> _Work to complete_
The records below must be reproduced exactly. Strip out the pictures.

> _Source records_

::::

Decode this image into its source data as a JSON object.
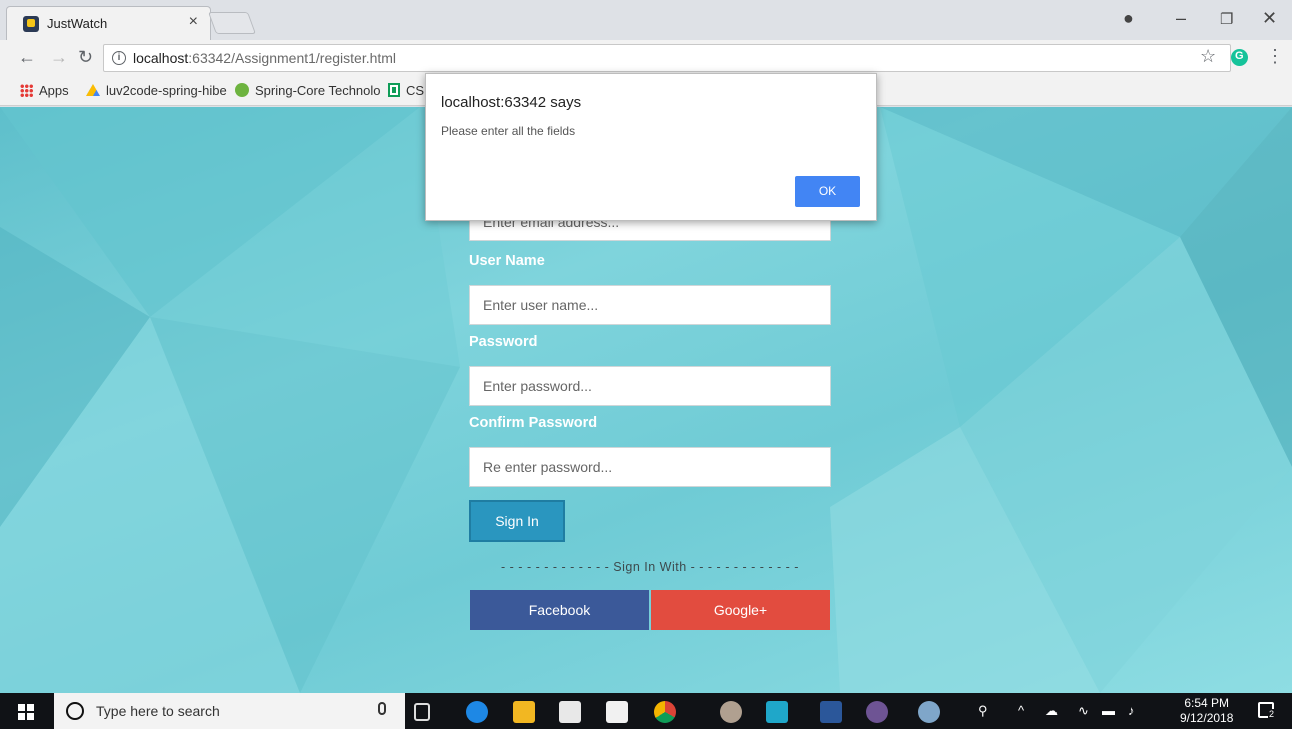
{
  "browser": {
    "tab_title": "JustWatch",
    "tab_close": "×",
    "url_host": "localhost",
    "url_rest": ":63342/Assignment1/register.html",
    "bookmarks": [
      {
        "label": "Apps"
      },
      {
        "label": "luv2code-spring-hibe"
      },
      {
        "label": "Spring-Core Technolo"
      },
      {
        "label": "CS"
      }
    ]
  },
  "form": {
    "email_placeholder": "Enter email address...",
    "username_label": "User Name",
    "username_placeholder": "Enter user name...",
    "password_label": "Password",
    "password_placeholder": "Enter password...",
    "confirm_label": "Confirm Password",
    "confirm_placeholder": "Re enter password...",
    "signin_label": "Sign In",
    "divider": "- - - - - - - - - - - - - Sign In With - - - - - - - - - - - - -",
    "facebook_label": "Facebook",
    "google_label": "Google+"
  },
  "dialog": {
    "title": "localhost:63342 says",
    "message": "Please enter all the fields",
    "ok_label": "OK"
  },
  "taskbar": {
    "search_placeholder": "Type here to search",
    "time": "6:54 PM",
    "date": "9/12/2018",
    "notification_count": "2"
  },
  "colors": {
    "accent_button": "#2a96bf",
    "facebook": "#3b5999",
    "google": "#e24c3f",
    "dialog_ok": "#4285f4"
  }
}
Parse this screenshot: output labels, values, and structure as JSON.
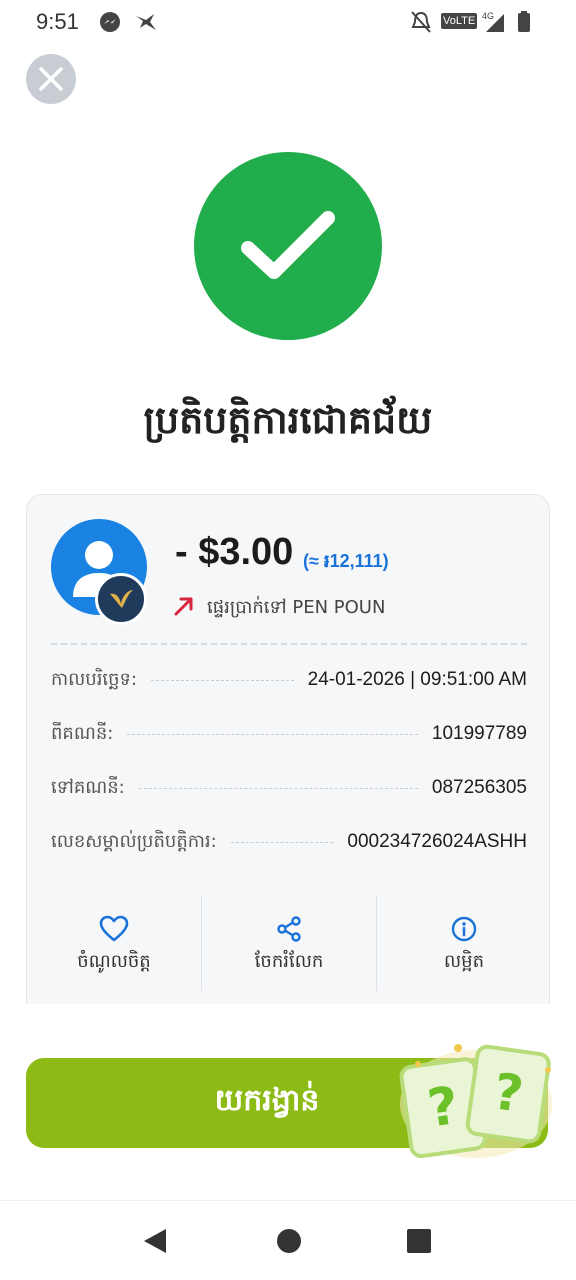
{
  "status_bar": {
    "time": "9:51",
    "icons": [
      "messenger-icon",
      "bird-icon",
      "bell-off-icon",
      "volte-icon",
      "signal-icon",
      "battery-icon"
    ],
    "network_label": "VoLTE",
    "network_gen": "4G"
  },
  "close": {
    "icon": "close-icon"
  },
  "success": {
    "icon": "checkmark-icon",
    "color": "#22ad4d"
  },
  "headline": "ប្រតិបត្តិការជោគជ័យ",
  "transaction": {
    "amount": "- $3.00",
    "amount_khr": "(≈ ៛12,111)",
    "transfer_label": "ផ្ទេរប្រាក់ទៅ PEN POUN",
    "details": [
      {
        "label": "កាលបរិច្ឆេទ:",
        "value": "24-01-2026 | 09:51:00 AM"
      },
      {
        "label": "ពីគណនី:",
        "value": "101997789"
      },
      {
        "label": "ទៅគណនី:",
        "value": "087256305"
      },
      {
        "label": "លេខសម្គាល់ប្រតិបត្តិការ:",
        "value": "000234726024ASHH"
      }
    ],
    "actions": [
      {
        "label": "ចំណូលចិត្ត",
        "icon": "heart-icon"
      },
      {
        "label": "ចែករំលែក",
        "icon": "share-icon"
      },
      {
        "label": "លម្អិត",
        "icon": "info-icon"
      }
    ]
  },
  "claim_button": {
    "label": "យករង្វាន់",
    "color": "#8dbb16"
  },
  "accent_color": "#1a73d9",
  "nav": [
    "back-icon",
    "home-icon",
    "recents-icon"
  ]
}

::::

> _Result_
Decode this image into its source data as a JSON object.
{
  "browser": {
    "tab_title": "JustWatch",
    "tab_close": "×",
    "url_host": "localhost",
    "url_rest": ":63342/Assignment1/register.html",
    "bookmarks": [
      {
        "label": "Apps"
      },
      {
        "label": "luv2code-spring-hibe"
      },
      {
        "label": "Spring-Core Technolo"
      },
      {
        "label": "CS"
      }
    ]
  },
  "form": {
    "email_placeholder": "Enter email address...",
    "username_label": "User Name",
    "username_placeholder": "Enter user name...",
    "password_label": "Password",
    "password_placeholder": "Enter password...",
    "confirm_label": "Confirm Password",
    "confirm_placeholder": "Re enter password...",
    "signin_label": "Sign In",
    "divider": "- - - - - - - - - - - - - Sign In With - - - - - - - - - - - - -",
    "facebook_label": "Facebook",
    "google_label": "Google+"
  },
  "dialog": {
    "title": "localhost:63342 says",
    "message": "Please enter all the fields",
    "ok_label": "OK"
  },
  "taskbar": {
    "search_placeholder": "Type here to search",
    "time": "6:54 PM",
    "date": "9/12/2018",
    "notification_count": "2"
  },
  "colors": {
    "accent_button": "#2a96bf",
    "facebook": "#3b5999",
    "google": "#e24c3f",
    "dialog_ok": "#4285f4"
  }
}
Parse this screenshot: output labels, values, and structure as JSON.
{
  "status_bar": {
    "time": "9:51",
    "icons": [
      "messenger-icon",
      "bird-icon",
      "bell-off-icon",
      "volte-icon",
      "signal-icon",
      "battery-icon"
    ],
    "network_label": "VoLTE",
    "network_gen": "4G"
  },
  "close": {
    "icon": "close-icon"
  },
  "success": {
    "icon": "checkmark-icon",
    "color": "#22ad4d"
  },
  "headline": "ប្រតិបត្តិការជោគជ័យ",
  "transaction": {
    "amount": "- $3.00",
    "amount_khr": "(≈ ៛12,111)",
    "transfer_label": "ផ្ទេរប្រាក់ទៅ PEN POUN",
    "details": [
      {
        "label": "កាលបរិច្ឆេទ:",
        "value": "24-01-2026 | 09:51:00 AM"
      },
      {
        "label": "ពីគណនី:",
        "value": "101997789"
      },
      {
        "label": "ទៅគណនី:",
        "value": "087256305"
      },
      {
        "label": "លេខសម្គាល់ប្រតិបត្តិការ:",
        "value": "000234726024ASHH"
      }
    ],
    "actions": [
      {
        "label": "ចំណូលចិត្ត",
        "icon": "heart-icon"
      },
      {
        "label": "ចែករំលែក",
        "icon": "share-icon"
      },
      {
        "label": "លម្អិត",
        "icon": "info-icon"
      }
    ]
  },
  "claim_button": {
    "label": "យករង្វាន់",
    "color": "#8dbb16"
  },
  "accent_color": "#1a73d9",
  "nav": [
    "back-icon",
    "home-icon",
    "recents-icon"
  ]
}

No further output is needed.